The New Zealand dollar jumped by almost 2 percent after the Reserve Bank of New Zealand (RBNZ) released its interest rates decision. As expected, the bank left interest rates unchanged at 1.75% and pointed that it could hold rates at this level until 2021. The bank said that the current expansionary policy will continue to support the economy.
However, while the bank sounded optimistic about the performance of the economy, it maintained that a key risk was that inflation was still sluggish. Inflation has been below the 2% target for a while now. The statement added that:
Despite the weaker global impetus, we expect low interest rates and government spending to support a pick-up in New Zealand’s GDP growth over 2019. Low interest rates, and continued employment growth, should support household spending and business investment. Government spending on infrastructure and housing also supports domestic demand.
The interest rates decision comes a week after its neighbor Australia released its rates decision. In the statement, the RBNZ left interest rates unchanged and pointed that the rates could stay lower for longer. This lifted the Aussie for a while before the bank dovish stance led to a lower decline.
It also comes at a time when the New Zealand economy is going through a challenging period as evidenced by the recent data. Credit card speding in December shrank by 0.5% after climbing by 0.8% in November. On a YoY basis, the spending rose by 4.5%, which was lower than the expected 7.8%. The consumer confidence remains in the negative while the PMI numbers have been bearish. The services PMI for December was 53, lower than the previous 53.9 while the unemployment rate rose to 4.3%. On a positive note, the dairy trade index rose to 3264. This number is important because New Zealand is one of the largest dairy country in the world. The building permits for December rose by 5.30%, which was better than the expected decline of 1.50%.
It also comes at a time when the global economy is going through a challenging time. In recent months, leading global bodies like the IMF and World Bank have lowered the guidance for the global economy.
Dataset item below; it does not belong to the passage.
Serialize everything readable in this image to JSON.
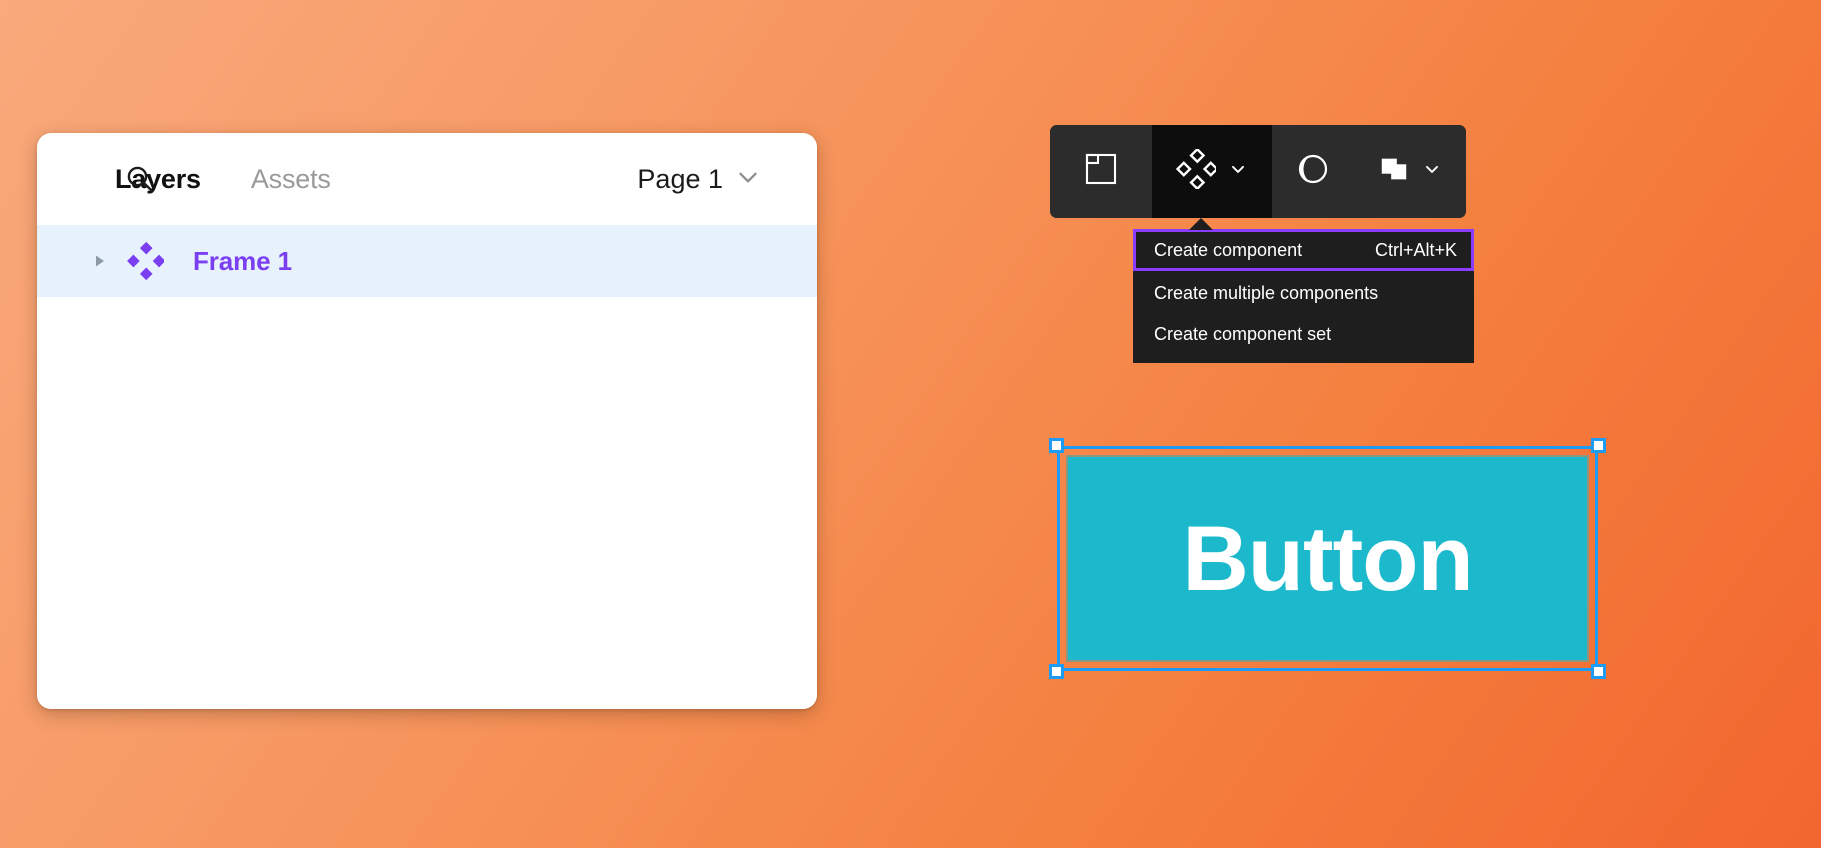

The same is true with other central banks like the ECB and BOE.
After the monetary policy decision, the NZD/USD pair rose sharply to a high of 0.6850. This was the highest the pair had reached since February 8. In the chart below, this level was closer to the 28.6% Fibonacci Retracement level. It was also above the 21-day and 42-day EMAs. The pair could continue moving up, although a minor retracement to the 38.2% Fibonacci retracement level of 0.6800 could happen.